• [Data records]
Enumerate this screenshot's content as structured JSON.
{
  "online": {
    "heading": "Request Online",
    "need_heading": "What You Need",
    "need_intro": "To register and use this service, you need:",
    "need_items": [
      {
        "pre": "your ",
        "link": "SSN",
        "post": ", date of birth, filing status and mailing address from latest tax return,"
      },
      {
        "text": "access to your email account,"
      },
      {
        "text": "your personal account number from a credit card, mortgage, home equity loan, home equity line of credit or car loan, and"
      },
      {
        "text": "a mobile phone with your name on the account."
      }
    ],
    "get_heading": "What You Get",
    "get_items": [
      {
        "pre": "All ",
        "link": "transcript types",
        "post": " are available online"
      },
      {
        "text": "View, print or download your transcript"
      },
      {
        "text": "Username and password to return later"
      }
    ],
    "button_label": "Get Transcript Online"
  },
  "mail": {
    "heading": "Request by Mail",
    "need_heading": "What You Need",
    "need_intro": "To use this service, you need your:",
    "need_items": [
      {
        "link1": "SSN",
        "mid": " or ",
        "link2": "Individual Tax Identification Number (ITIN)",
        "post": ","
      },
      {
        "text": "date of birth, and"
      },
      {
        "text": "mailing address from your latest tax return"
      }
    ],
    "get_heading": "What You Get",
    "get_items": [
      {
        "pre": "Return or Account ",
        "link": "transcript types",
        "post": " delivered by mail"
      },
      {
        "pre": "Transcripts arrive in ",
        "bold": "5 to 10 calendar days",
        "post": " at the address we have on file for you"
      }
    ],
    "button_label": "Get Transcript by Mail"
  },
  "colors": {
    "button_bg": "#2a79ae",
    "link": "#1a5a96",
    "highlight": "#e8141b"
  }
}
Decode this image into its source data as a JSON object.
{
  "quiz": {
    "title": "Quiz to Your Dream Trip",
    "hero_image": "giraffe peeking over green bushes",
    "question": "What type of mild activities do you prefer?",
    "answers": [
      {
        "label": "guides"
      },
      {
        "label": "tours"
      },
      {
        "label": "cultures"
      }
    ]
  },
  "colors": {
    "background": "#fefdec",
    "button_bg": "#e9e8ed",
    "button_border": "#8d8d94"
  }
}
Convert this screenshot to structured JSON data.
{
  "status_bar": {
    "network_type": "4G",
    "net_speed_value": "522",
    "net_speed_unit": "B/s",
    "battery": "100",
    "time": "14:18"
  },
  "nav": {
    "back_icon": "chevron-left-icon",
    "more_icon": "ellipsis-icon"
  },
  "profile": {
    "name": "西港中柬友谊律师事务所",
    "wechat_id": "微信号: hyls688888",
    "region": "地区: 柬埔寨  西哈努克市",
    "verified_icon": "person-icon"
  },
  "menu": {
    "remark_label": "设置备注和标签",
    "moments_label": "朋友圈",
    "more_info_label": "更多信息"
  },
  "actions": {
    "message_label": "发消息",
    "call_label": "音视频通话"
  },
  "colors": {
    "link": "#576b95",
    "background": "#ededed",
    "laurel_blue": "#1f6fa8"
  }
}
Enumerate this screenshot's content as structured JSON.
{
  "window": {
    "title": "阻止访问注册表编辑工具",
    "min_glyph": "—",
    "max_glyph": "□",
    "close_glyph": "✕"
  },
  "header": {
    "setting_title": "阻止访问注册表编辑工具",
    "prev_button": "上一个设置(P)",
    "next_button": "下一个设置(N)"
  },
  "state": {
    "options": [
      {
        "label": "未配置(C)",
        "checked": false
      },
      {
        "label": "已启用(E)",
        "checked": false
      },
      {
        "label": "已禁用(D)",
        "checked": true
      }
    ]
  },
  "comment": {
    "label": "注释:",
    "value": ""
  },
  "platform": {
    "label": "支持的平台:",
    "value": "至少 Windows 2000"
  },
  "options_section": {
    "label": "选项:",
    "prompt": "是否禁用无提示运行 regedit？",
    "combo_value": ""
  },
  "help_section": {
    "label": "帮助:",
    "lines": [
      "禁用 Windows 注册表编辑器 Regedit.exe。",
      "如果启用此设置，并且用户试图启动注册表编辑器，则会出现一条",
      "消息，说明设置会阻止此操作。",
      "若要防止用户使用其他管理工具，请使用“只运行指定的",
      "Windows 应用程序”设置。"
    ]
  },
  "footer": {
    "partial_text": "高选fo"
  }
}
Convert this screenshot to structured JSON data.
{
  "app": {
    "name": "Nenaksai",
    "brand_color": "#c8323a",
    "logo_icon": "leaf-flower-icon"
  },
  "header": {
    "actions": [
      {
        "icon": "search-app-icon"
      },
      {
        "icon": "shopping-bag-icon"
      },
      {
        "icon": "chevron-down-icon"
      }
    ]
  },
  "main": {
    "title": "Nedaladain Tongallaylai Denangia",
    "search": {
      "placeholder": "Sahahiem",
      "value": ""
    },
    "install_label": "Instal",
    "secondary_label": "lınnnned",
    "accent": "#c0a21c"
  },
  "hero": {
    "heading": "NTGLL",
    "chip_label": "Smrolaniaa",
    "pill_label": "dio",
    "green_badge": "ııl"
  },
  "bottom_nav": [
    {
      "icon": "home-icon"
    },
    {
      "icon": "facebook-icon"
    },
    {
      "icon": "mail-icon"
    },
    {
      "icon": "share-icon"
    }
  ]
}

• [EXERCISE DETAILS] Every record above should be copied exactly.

• [TASK SOLUTION]
Enumerate this screenshot's content as structured JSON.
{
  "online": {
    "heading": "Request Online",
    "need_heading": "What You Need",
    "need_intro": "To register and use this service, you need:",
    "need_items": [
      {
        "pre": "your ",
        "link": "SSN",
        "post": ", date of birth, filing status and mailing address from latest tax return,"
      },
      {
        "text": "access to your email account,"
      },
      {
        "text": "your personal account number from a credit card, mortgage, home equity loan, home equity line of credit or car loan, and"
      },
      {
        "text": "a mobile phone with your name on the account."
      }
    ],
    "get_heading": "What You Get",
    "get_items": [
      {
        "pre": "All ",
        "link": "transcript types",
        "post": " are available online"
      },
      {
        "text": "View, print or download your transcript"
      },
      {
        "text": "Username and password to return later"
      }
    ],
    "button_label": "Get Transcript Online"
  },
  "mail": {
    "heading": "Request by Mail",
    "need_heading": "What You Need",
    "need_intro": "To use this service, you need your:",
    "need_items": [
      {
        "link1": "SSN",
        "mid": " or ",
        "link2": "Individual Tax Identification Number (ITIN)",
        "post": ","
      },
      {
        "text": "date of birth, and"
      },
      {
        "text": "mailing address from your latest tax return"
      }
    ],
    "get_heading": "What You Get",
    "get_items": [
      {
        "pre": "Return or Account ",
        "link": "transcript types",
        "post": " delivered by mail"
      },
      {
        "pre": "Transcripts arrive in ",
        "bold": "5 to 10 calendar days",
        "post": " at the address we have on file for you"
      }
    ],
    "button_label": "Get Transcript by Mail"
  },
  "colors": {
    "button_bg": "#2a79ae",
    "link": "#1a5a96",
    "highlight": "#e8141b"
  }
}
Decode this image into its source data as a JSON object.
{
  "quiz": {
    "title": "Quiz to Your Dream Trip",
    "hero_image": "giraffe peeking over green bushes",
    "question": "What type of mild activities do you prefer?",
    "answers": [
      {
        "label": "guides"
      },
      {
        "label": "tours"
      },
      {
        "label": "cultures"
      }
    ]
  },
  "colors": {
    "background": "#fefdec",
    "button_bg": "#e9e8ed",
    "button_border": "#8d8d94"
  }
}
Convert this screenshot to structured JSON data.
{
  "status_bar": {
    "network_type": "4G",
    "net_speed_value": "522",
    "net_speed_unit": "B/s",
    "battery": "100",
    "time": "14:18"
  },
  "nav": {
    "back_icon": "chevron-left-icon",
    "more_icon": "ellipsis-icon"
  },
  "profile": {
    "name": "西港中柬友谊律师事务所",
    "wechat_id": "微信号: hyls688888",
    "region": "地区: 柬埔寨  西哈努克市",
    "verified_icon": "person-icon"
  },
  "menu": {
    "remark_label": "设置备注和标签",
    "moments_label": "朋友圈",
    "more_info_label": "更多信息"
  },
  "actions": {
    "message_label": "发消息",
    "call_label": "音视频通话"
  },
  "colors": {
    "link": "#576b95",
    "background": "#ededed",
    "laurel_blue": "#1f6fa8"
  }
}
Enumerate this screenshot's content as structured JSON.
{
  "window": {
    "title": "阻止访问注册表编辑工具",
    "min_glyph": "—",
    "max_glyph": "□",
    "close_glyph": "✕"
  },
  "header": {
    "setting_title": "阻止访问注册表编辑工具",
    "prev_button": "上一个设置(P)",
    "next_button": "下一个设置(N)"
  },
  "state": {
    "options": [
      {
        "label": "未配置(C)",
        "checked": false
      },
      {
        "label": "已启用(E)",
        "checked": false
      },
      {
        "label": "已禁用(D)",
        "checked": true
      }
    ]
  },
  "comment": {
    "label": "注释:",
    "value": ""
  },
  "platform": {
    "label": "支持的平台:",
    "value": "至少 Windows 2000"
  },
  "options_section": {
    "label": "选项:",
    "prompt": "是否禁用无提示运行 regedit？",
    "combo_value": ""
  },
  "help_section": {
    "label": "帮助:",
    "lines": [
      "禁用 Windows 注册表编辑器 Regedit.exe。",
      "如果启用此设置，并且用户试图启动注册表编辑器，则会出现一条",
      "消息，说明设置会阻止此操作。",
      "若要防止用户使用其他管理工具，请使用“只运行指定的",
      "Windows 应用程序”设置。"
    ]
  },
  "footer": {
    "partial_text": "高选fo"
  }
}
Convert this screenshot to structured JSON data.
{
  "app": {
    "name": "Nenaksai",
    "brand_color": "#c8323a",
    "logo_icon": "leaf-flower-icon"
  },
  "header": {
    "actions": [
      {
        "icon": "search-app-icon"
      },
      {
        "icon": "shopping-bag-icon"
      },
      {
        "icon": "chevron-down-icon"
      }
    ]
  },
  "main": {
    "title": "Nedaladain Tongallaylai Denangia",
    "search": {
      "placeholder": "Sahahiem",
      "value": ""
    },
    "install_label": "Instal",
    "secondary_label": "lınnnned",
    "accent": "#c0a21c"
  },
  "hero": {
    "heading": "NTGLL",
    "chip_label": "Smrolaniaa",
    "pill_label": "dio",
    "green_badge": "ııl"
  },
  "bottom_nav": [
    {
      "icon": "home-icon"
    },
    {
      "icon": "facebook-icon"
    },
    {
      "icon": "mail-icon"
    },
    {
      "icon": "share-icon"
    }
  ]
}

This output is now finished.